The U.S.'s reactions to the coup attempt in its early hours also led to mixed reactions among millions of Turks. While Kerry said Washington hopes for stability and peace in Turkey, he also said the U.S. supports the democratically elected government in Turkey after the coup failed.
With regard to the CIA's alleged professional help provided to the FETÖ, Nedim Şener, a journalist and author who was framed by the FETÖ, claimed, "The FETÖ is an intelligence service under the control of the CIA."
He also claimed that most English teachers in Gülen schools are CIA agents, which a former National Intelligence Organization (MİT) head supposedly learned at a high-level Gülenist meeting. "The MİT has it on record; there are documents," he added.
A statement from U.S. Central Command (CENTCOM) Commander Gen. Joseph Votel that Washington's "allies" are being locked up in Turkey as part of the fight against coup plotters also caused some comment.
"The putschist is in your country. You are feeding him," Erdoğan had said in response to Votel's statement.

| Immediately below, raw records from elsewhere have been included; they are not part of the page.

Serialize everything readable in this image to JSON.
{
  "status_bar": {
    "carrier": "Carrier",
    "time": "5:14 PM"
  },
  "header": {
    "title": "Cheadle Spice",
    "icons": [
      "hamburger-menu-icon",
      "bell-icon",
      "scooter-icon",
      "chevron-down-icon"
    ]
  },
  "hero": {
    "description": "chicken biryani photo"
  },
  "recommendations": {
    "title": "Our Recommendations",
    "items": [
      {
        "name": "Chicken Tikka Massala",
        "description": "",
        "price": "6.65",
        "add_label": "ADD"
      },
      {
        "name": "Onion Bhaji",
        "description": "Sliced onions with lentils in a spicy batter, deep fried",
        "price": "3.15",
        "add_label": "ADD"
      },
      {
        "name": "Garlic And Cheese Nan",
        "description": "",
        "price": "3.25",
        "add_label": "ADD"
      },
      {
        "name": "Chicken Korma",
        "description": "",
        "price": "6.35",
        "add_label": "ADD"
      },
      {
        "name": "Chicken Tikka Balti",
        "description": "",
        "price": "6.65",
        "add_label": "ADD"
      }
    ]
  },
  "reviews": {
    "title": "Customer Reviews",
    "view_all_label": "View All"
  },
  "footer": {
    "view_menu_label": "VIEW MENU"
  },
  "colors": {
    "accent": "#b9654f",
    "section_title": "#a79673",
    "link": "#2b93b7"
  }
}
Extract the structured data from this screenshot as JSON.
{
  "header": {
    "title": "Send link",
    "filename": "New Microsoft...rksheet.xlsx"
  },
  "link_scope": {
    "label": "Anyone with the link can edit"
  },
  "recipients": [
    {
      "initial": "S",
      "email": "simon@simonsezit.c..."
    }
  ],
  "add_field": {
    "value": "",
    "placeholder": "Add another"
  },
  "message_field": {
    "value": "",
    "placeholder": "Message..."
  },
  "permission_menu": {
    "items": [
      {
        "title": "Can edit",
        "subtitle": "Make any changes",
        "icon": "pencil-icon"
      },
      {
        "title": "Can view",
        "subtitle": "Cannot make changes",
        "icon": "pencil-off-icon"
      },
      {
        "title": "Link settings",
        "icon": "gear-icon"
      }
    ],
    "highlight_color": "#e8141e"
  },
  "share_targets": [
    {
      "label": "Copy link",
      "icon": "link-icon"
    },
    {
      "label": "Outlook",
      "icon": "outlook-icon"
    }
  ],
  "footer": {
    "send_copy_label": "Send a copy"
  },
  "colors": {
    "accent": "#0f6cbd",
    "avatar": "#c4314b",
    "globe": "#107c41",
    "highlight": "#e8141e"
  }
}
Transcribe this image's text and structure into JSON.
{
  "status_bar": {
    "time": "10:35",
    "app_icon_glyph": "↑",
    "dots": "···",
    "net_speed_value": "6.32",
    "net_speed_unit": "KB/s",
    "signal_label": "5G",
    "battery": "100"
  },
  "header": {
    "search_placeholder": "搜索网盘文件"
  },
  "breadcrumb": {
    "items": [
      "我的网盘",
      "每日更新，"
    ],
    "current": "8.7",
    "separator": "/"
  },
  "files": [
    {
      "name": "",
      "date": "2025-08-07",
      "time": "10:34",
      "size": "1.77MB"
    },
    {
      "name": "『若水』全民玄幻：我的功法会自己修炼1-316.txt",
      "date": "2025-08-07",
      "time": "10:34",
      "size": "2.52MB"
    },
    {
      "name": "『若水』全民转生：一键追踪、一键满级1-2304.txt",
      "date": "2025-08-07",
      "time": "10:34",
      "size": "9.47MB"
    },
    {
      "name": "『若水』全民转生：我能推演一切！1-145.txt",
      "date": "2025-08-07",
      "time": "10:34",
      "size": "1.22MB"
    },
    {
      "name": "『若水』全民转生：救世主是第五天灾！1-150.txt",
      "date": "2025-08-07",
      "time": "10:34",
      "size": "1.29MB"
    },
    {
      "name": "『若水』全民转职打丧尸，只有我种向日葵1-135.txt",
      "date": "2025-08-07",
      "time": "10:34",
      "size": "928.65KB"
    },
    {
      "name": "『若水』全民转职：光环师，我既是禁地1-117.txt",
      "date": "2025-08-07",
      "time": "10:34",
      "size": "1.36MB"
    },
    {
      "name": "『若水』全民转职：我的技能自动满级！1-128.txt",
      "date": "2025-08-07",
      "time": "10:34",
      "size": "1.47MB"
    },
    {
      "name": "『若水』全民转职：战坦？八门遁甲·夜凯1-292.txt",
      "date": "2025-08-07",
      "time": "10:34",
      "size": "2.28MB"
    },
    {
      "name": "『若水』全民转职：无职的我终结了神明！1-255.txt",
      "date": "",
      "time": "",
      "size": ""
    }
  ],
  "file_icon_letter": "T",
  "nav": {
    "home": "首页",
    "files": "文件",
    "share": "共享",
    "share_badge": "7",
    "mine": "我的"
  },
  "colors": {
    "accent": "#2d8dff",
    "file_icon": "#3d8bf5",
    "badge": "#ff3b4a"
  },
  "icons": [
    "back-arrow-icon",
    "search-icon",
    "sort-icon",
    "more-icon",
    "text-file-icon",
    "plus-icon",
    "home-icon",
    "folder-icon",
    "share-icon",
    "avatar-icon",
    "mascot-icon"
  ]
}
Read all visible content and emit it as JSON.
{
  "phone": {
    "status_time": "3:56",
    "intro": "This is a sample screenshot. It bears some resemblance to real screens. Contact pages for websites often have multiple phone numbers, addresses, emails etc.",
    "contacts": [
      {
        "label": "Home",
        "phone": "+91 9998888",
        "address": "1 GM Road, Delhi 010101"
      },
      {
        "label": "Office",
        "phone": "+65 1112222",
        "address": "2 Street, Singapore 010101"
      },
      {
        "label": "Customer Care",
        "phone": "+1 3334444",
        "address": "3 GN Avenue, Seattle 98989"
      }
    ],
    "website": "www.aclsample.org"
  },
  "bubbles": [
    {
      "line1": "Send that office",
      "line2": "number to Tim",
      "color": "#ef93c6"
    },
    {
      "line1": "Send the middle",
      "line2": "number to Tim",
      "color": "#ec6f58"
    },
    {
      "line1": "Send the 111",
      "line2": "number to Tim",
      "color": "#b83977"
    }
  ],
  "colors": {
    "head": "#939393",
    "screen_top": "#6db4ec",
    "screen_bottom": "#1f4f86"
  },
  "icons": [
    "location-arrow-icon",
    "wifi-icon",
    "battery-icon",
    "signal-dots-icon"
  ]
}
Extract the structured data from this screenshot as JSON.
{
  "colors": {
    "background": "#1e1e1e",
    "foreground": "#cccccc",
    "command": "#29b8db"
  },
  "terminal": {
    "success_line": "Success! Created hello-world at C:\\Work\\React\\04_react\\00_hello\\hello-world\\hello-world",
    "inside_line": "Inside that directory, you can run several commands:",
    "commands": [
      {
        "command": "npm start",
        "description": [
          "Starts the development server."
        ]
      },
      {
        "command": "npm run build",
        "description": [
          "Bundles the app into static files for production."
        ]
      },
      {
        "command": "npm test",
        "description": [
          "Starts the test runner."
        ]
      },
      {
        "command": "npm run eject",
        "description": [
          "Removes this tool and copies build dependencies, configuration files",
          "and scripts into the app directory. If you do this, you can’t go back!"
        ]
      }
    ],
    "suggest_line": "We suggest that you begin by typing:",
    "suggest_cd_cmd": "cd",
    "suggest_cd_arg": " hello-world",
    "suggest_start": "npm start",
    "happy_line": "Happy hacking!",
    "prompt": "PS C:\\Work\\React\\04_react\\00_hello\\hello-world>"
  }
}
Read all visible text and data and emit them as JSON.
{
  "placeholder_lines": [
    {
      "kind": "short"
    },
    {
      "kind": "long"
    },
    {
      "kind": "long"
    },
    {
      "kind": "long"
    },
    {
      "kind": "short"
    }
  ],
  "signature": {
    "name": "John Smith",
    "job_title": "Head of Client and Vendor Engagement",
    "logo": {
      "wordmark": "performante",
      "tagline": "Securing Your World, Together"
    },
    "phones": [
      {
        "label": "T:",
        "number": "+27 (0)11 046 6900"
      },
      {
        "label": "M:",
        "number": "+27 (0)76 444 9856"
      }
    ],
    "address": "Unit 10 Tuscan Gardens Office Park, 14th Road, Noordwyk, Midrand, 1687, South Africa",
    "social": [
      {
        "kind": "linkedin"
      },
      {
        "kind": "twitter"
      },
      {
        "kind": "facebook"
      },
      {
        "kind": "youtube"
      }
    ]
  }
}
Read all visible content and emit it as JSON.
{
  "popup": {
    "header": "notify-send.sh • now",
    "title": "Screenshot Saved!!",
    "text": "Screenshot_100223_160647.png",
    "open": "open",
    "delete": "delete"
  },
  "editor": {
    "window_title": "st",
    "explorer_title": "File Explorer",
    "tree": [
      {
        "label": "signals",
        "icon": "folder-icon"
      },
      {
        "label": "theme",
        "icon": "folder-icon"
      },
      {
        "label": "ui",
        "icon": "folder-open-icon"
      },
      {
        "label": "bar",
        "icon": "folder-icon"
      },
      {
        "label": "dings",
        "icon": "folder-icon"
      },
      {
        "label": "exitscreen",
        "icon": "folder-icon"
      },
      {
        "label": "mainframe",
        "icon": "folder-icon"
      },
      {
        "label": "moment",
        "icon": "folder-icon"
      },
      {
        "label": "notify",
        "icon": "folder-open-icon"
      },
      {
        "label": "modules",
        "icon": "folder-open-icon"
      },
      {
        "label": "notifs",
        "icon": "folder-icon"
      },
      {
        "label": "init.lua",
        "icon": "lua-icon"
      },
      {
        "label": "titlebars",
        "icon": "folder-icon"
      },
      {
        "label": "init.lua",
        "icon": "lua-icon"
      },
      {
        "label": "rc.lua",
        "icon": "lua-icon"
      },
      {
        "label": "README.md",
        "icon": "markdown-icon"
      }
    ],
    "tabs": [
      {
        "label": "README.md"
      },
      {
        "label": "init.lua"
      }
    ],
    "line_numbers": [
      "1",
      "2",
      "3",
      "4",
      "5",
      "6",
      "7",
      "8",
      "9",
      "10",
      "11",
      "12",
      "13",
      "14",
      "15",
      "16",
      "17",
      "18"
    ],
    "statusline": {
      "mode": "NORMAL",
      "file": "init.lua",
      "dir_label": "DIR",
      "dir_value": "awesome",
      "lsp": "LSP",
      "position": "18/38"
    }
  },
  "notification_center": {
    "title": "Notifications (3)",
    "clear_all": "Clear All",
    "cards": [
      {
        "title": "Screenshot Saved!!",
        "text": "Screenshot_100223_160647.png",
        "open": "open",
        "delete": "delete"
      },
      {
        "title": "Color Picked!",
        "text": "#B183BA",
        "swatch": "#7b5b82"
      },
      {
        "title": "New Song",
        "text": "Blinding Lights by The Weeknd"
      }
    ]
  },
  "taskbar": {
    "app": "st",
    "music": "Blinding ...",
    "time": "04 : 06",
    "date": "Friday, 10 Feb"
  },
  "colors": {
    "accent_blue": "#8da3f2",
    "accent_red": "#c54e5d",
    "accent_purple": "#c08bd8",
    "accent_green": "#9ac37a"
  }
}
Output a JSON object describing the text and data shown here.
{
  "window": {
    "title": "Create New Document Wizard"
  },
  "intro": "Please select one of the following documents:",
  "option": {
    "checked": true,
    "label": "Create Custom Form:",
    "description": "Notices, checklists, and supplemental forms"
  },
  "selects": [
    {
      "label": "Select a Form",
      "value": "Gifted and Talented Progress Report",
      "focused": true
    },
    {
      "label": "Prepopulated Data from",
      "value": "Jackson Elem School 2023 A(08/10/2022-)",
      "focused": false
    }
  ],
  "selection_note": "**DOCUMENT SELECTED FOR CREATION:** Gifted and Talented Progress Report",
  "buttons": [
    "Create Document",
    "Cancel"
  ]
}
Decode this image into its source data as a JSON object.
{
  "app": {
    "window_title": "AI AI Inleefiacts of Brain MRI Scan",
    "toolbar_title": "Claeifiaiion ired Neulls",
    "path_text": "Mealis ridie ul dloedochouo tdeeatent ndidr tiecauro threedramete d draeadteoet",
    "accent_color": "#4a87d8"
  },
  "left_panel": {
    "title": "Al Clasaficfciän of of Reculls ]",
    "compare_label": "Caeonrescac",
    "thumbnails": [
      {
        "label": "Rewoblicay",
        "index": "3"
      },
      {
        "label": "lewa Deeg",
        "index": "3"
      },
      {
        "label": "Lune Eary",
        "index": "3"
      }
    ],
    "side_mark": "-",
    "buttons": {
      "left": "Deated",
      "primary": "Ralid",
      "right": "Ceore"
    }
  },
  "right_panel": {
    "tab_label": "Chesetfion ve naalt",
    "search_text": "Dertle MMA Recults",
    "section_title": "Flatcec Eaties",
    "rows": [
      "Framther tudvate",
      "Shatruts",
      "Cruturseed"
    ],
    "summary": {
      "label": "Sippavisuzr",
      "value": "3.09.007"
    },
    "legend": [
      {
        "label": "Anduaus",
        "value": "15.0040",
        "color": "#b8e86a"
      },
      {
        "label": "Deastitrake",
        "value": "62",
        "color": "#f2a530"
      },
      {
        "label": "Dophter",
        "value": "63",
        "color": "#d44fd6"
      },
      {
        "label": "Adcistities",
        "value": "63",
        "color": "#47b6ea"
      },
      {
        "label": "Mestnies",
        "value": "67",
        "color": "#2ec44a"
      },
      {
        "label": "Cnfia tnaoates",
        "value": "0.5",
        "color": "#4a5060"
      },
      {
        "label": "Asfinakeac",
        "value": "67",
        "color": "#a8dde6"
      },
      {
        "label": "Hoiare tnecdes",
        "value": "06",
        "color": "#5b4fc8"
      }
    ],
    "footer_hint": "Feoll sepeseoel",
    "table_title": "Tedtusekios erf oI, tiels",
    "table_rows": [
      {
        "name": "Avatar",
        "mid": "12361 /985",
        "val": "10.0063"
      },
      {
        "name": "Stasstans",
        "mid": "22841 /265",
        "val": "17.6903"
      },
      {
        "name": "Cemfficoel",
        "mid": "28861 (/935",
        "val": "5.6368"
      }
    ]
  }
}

In response to Votel's statement, Markar Esayan, an Istanbul deputy for the ruling Justice and Development Party (AK Party) and Daily Sabah columnist, told Daily Sabah that he was "having a very difficult time grasping what the U.S. has been trying to do since the very beginning." Calling it Washington's struggle to side with democracy and the Turkish people, Esayan said: "We are watching the events in dismay. I call it [U.S. President Barack] Obama's ineptitude in times of crises."
Gülen has been accused of leading a long-running campaign to overthrow the state through infiltration of Turkey's state institutions, particularly the military, police and judiciary, forming what the government calls the "parallel structure."
It is not the first time that Ankara and Washington have exchanged ultimatums in a dispute. Erdoğan had set a stern ultimatum for the U.S. in early February over the close alliance between Washington and the Syrian PKK affiliate Democratic Union Party (PYD) and its People's Protection Units (YPG) militia. "Are you on Turkey's side or the side of the PYD [and its armed] YPG terrorist organization?" he said.
Relations further soured following a statement from U.S. State Department spokesman John Kirby that the U.S. does not consider the PYD or the YPG to be terrorist organizations.
Another incident played a crucial role in straining bilateral relations in late May. Several photos appeared in the media showing U.S. soldiers in supporting roles during a ground offensive wearing YPG and the Women's Protection Units (YPJ) insignia. The incident drew strong reactions on social media in Turkey, with some accusing the Obama administration of having a two-faced strategy against Turkey, which is a NATO ally.